On looking out the window of the hotel first thing, it's grey and dreek. The wind is blowing and the rain is banging off the pavements - not the best of starts! The group climbs onto the bus at 7.45am and the mood seems sombre, which I put down to bad weather, the trip fast approaching its end, and people getting weary from what has been a hectic couple of weeks. But Rudy the tour director is there, trying to keep our spirits up!
Off we head to Cape Point. We are travelling along the coastline of the Cape Peninsula and it really is beautiful, even with the cloud! Our first stop is Maiden's Cove - just enough time for a quick photo stop really. We then make our way through Sea Point and Camps Bay, with its glorious views of the Twelve Apostles, and on to Hout Bay. And what do you know - the sun is starting to peek through the clouds and the temperatures lift a little! Houts Bay is a nice little fishing port, with little market stalls lined along the harbour. We stop off for 45 minutes, enough time to get a couple of photos and grab a quick cup of coffee!
Back on the bus and we make our way into Cape Point Nature Reserve. It is beautiful and we are afforded more wildlife viewings - mongoose, ostrich, rock dassies etc. Never could I have imagined we would have seen quite so much wildlife here - it really has exceeded all my expectations.
Next stop is in the Cape of Good Hope and the most South Westerly point of Africa, before we make it to Cape Point. At Cape Point the skies are blue and the sun is shining! I would never have believed it when looking at the weather this morning, but it is. I am absolutely delighted as this wouldn't have been a good trip in the rain. Situated at the junction of two of the earth's most contrasting water masses - the cold Benguela current on the West Coast and the warm Agulhas current on the East Coast, the Cape of Good Hope is popularly perceived as the meeting point of the Atlantic and Indian Oceans. Geographically, however, the Indian Ocean joins the Atlantic Ocean at Cape Agulhas National Park.
There is a little train that goes halfway up to the lighthouse of Cape Point which we all board. Getting off the train the views are simply stunning.
For the more energetic amongst us, it was possible to climb the rest of the way to the lighthouse by stairs. I decide to give the misaligned knee caps a final push and make my way to the top. I am not sorry that I did - it is incredibly beautiful. And hey - there's even the chance for some wildlife photography up here, with a little basking lizard sitting on the rocks!

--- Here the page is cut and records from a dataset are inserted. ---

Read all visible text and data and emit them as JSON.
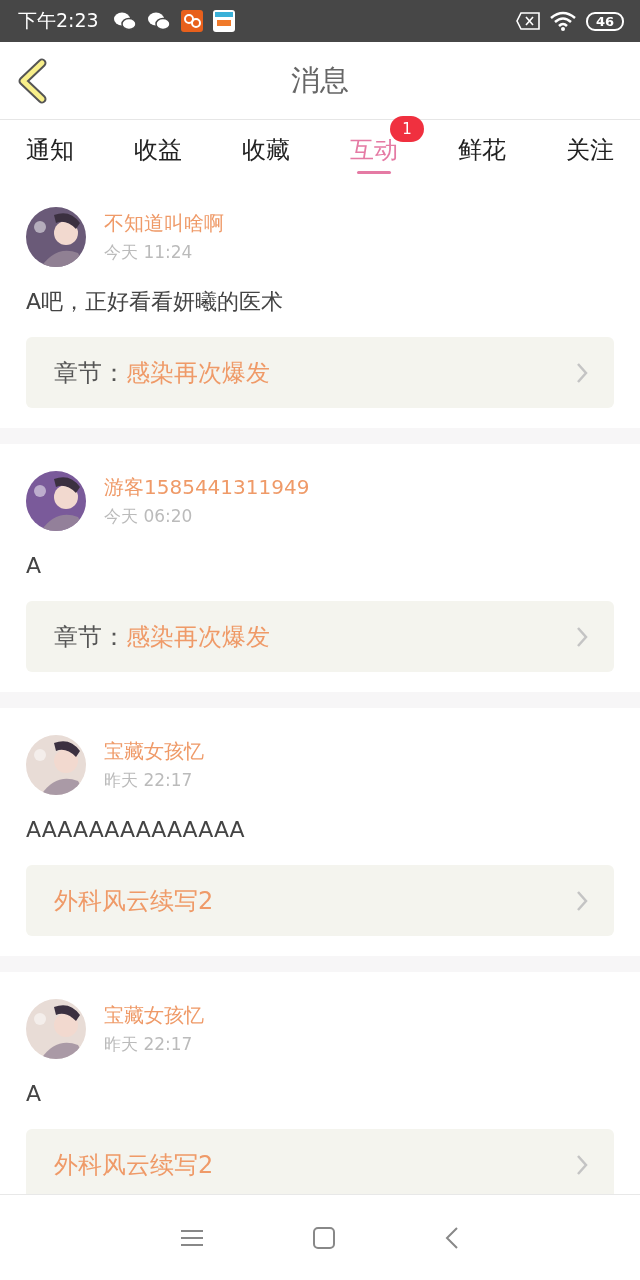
{
  "status_bar": {
    "time": "下午2:23",
    "battery": "46"
  },
  "header": {
    "title": "消息"
  },
  "tabs": [
    {
      "label": "通知",
      "selected": false
    },
    {
      "label": "收益",
      "selected": false
    },
    {
      "label": "收藏",
      "selected": false
    },
    {
      "label": "互动",
      "selected": true,
      "badge": "1"
    },
    {
      "label": "鲜花",
      "selected": false
    },
    {
      "label": "关注",
      "selected": false
    }
  ],
  "messages": [
    {
      "user": "不知道叫啥啊",
      "time": "今天 11:24",
      "text": "A吧，正好看看妍曦的医术",
      "link": {
        "prefix": "章节：",
        "title": "感染再次爆发"
      }
    },
    {
      "user": "游客1585441311949",
      "time": "今天 06:20",
      "text": "A",
      "link": {
        "prefix": "章节：",
        "title": "感染再次爆发"
      }
    },
    {
      "user": "宝藏女孩忆",
      "time": "昨天 22:17",
      "text": "AAAAAAAAAAAAAA",
      "link": {
        "title": "外科风云续写2"
      }
    },
    {
      "user": "宝藏女孩忆",
      "time": "昨天 22:17",
      "text": "A",
      "link": {
        "title": "外科风云续写2"
      }
    }
  ]
}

On the note of wildlife, I have one final highlight to experience. Nestled in a sheltered cove between Cape Point and Simon's Town is Boulders. Boulders has become world famous for its thriving colony of African Penguins and magnificent wind sheltered, safe beaches. Although set in the midst of a residential area, it is one of the few sites where this endangered bird can be observed at close range, wandering freely in a protected natural environment.
From just two breeding pairs in 1982, the penguin colony has grown to about 2200 in recent years. I get camera happy, snapping away from from boardwalks which take us to within a few metres of the birds!
Last stop of the day is the much anticipated trip up Table Mountain. Whether we would make it up the mountain or not was in doubt, given the weather and cloud, but the Weather Gods are on our side and gave us a beautiful clearing just at the very time we reached the mountain.
We took the cable car to the top and, well the views really speak for themselves..... Cape Point from the top of the mountain......
..... and Cape Town......
Quite a sight to behold!
Another fabulous day, and our final full day....I will be sad indeed to leave this amazing place...